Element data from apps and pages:
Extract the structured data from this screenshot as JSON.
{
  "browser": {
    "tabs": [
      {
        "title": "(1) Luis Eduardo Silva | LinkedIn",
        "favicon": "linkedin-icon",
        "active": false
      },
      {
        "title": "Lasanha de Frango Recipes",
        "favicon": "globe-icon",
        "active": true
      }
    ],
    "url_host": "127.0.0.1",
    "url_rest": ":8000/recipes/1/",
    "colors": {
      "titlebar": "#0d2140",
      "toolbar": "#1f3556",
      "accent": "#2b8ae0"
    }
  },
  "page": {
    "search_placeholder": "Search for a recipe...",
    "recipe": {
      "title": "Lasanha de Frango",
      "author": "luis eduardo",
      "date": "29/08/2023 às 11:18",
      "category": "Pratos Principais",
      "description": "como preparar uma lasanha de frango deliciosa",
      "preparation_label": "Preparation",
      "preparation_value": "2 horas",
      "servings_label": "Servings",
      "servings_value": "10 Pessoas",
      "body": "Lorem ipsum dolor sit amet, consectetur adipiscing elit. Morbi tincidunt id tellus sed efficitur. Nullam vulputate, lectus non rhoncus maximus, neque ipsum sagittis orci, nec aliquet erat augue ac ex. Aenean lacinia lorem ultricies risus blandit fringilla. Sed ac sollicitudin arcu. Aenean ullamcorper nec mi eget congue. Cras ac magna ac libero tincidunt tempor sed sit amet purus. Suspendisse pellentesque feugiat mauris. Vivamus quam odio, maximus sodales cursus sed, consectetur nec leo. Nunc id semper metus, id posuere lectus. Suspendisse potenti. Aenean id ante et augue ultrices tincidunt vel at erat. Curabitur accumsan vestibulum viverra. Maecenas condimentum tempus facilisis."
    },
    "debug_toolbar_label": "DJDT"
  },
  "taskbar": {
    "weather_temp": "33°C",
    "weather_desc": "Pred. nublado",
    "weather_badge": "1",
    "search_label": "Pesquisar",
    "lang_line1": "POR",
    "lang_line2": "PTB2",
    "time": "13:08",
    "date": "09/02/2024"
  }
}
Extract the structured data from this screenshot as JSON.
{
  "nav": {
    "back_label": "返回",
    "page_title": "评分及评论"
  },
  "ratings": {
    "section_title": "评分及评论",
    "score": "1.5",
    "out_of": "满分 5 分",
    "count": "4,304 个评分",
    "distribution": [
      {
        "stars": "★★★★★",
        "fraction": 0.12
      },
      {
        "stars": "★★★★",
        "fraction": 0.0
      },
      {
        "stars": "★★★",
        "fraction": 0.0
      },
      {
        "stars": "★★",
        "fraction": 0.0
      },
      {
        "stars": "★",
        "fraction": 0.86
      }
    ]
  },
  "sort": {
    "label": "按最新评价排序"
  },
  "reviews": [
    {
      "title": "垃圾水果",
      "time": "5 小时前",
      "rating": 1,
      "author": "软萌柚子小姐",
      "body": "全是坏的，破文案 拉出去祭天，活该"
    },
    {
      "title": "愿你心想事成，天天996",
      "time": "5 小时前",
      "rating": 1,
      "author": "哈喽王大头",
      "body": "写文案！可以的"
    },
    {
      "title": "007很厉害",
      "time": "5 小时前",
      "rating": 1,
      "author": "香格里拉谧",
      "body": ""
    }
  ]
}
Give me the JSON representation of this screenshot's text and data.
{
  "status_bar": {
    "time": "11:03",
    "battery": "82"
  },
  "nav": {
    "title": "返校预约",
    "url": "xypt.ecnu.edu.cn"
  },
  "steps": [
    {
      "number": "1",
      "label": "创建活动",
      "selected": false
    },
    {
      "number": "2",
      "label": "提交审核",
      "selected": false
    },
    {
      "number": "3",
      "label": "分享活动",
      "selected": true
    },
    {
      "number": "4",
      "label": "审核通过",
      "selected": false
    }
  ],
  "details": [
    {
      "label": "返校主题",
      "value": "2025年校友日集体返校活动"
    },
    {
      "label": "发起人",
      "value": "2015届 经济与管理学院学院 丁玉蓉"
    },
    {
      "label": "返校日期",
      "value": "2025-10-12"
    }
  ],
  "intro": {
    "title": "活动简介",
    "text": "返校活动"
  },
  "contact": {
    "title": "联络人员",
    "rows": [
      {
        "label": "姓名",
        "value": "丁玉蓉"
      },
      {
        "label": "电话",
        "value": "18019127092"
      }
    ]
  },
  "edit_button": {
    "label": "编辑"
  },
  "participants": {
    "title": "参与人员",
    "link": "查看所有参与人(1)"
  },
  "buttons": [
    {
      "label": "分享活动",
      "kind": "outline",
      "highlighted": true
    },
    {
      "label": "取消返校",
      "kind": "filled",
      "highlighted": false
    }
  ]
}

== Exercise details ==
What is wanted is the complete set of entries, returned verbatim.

== Answer to this exercise ==
Extract the structured data from this screenshot as JSON.
{
  "browser": {
    "tabs": [
      {
        "title": "(1) Luis Eduardo Silva | LinkedIn",
        "favicon": "linkedin-icon",
        "active": false
      },
      {
        "title": "Lasanha de Frango Recipes",
        "favicon": "globe-icon",
        "active": true
      }
    ],
    "url_host": "127.0.0.1",
    "url_rest": ":8000/recipes/1/",
    "colors": {
      "titlebar": "#0d2140",
      "toolbar": "#1f3556",
      "accent": "#2b8ae0"
    }
  },
  "page": {
    "search_placeholder": "Search for a recipe...",
    "recipe": {
      "title": "Lasanha de Frango",
      "author": "luis eduardo",
      "date": "29/08/2023 às 11:18",
      "category": "Pratos Principais",
      "description": "como preparar uma lasanha de frango deliciosa",
      "preparation_label": "Preparation",
      "preparation_value": "2 horas",
      "servings_label": "Servings",
      "servings_value": "10 Pessoas",
      "body": "Lorem ipsum dolor sit amet, consectetur adipiscing elit. Morbi tincidunt id tellus sed efficitur. Nullam vulputate, lectus non rhoncus maximus, neque ipsum sagittis orci, nec aliquet erat augue ac ex. Aenean lacinia lorem ultricies risus blandit fringilla. Sed ac sollicitudin arcu. Aenean ullamcorper nec mi eget congue. Cras ac magna ac libero tincidunt tempor sed sit amet purus. Suspendisse pellentesque feugiat mauris. Vivamus quam odio, maximus sodales cursus sed, consectetur nec leo. Nunc id semper metus, id posuere lectus. Suspendisse potenti. Aenean id ante et augue ultrices tincidunt vel at erat. Curabitur accumsan vestibulum viverra. Maecenas condimentum tempus facilisis."
    },
    "debug_toolbar_label": "DJDT"
  },
  "taskbar": {
    "weather_temp": "33°C",
    "weather_desc": "Pred. nublado",
    "weather_badge": "1",
    "search_label": "Pesquisar",
    "lang_line1": "POR",
    "lang_line2": "PTB2",
    "time": "13:08",
    "date": "09/02/2024"
  }
}
Extract the structured data from this screenshot as JSON.
{
  "nav": {
    "back_label": "返回",
    "page_title": "评分及评论"
  },
  "ratings": {
    "section_title": "评分及评论",
    "score": "1.5",
    "out_of": "满分 5 分",
    "count": "4,304 个评分",
    "distribution": [
      {
        "stars": "★★★★★",
        "fraction": 0.12
      },
      {
        "stars": "★★★★",
        "fraction": 0.0
      },
      {
        "stars": "★★★",
        "fraction": 0.0
      },
      {
        "stars": "★★",
        "fraction": 0.0
      },
      {
        "stars": "★",
        "fraction": 0.86
      }
    ]
  },
  "sort": {
    "label": "按最新评价排序"
  },
  "reviews": [
    {
      "title": "垃圾水果",
      "time": "5 小时前",
      "rating": 1,
      "author": "软萌柚子小姐",
      "body": "全是坏的，破文案 拉出去祭天，活该"
    },
    {
      "title": "愿你心想事成，天天996",
      "time": "5 小时前",
      "rating": 1,
      "author": "哈喽王大头",
      "body": "写文案！可以的"
    },
    {
      "title": "007很厉害",
      "time": "5 小时前",
      "rating": 1,
      "author": "香格里拉谧",
      "body": ""
    }
  ]
}
Give me the JSON representation of this screenshot's text and data.
{
  "status_bar": {
    "time": "11:03",
    "battery": "82"
  },
  "nav": {
    "title": "返校预约",
    "url": "xypt.ecnu.edu.cn"
  },
  "steps": [
    {
      "number": "1",
      "label": "创建活动",
      "selected": false
    },
    {
      "number": "2",
      "label": "提交审核",
      "selected": false
    },
    {
      "number": "3",
      "label": "分享活动",
      "selected": true
    },
    {
      "number": "4",
      "label": "审核通过",
      "selected": false
    }
  ],
  "details": [
    {
      "label": "返校主题",
      "value": "2025年校友日集体返校活动"
    },
    {
      "label": "发起人",
      "value": "2015届 经济与管理学院学院 丁玉蓉"
    },
    {
      "label": "返校日期",
      "value": "2025-10-12"
    }
  ],
  "intro": {
    "title": "活动简介",
    "text": "返校活动"
  },
  "contact": {
    "title": "联络人员",
    "rows": [
      {
        "label": "姓名",
        "value": "丁玉蓉"
      },
      {
        "label": "电话",
        "value": "18019127092"
      }
    ]
  },
  "edit_button": {
    "label": "编辑"
  },
  "participants": {
    "title": "参与人员",
    "link": "查看所有参与人(1)"
  },
  "buttons": [
    {
      "label": "分享活动",
      "kind": "outline",
      "highlighted": true
    },
    {
      "label": "取消返校",
      "kind": "filled",
      "highlighted": false
    }
  ]
}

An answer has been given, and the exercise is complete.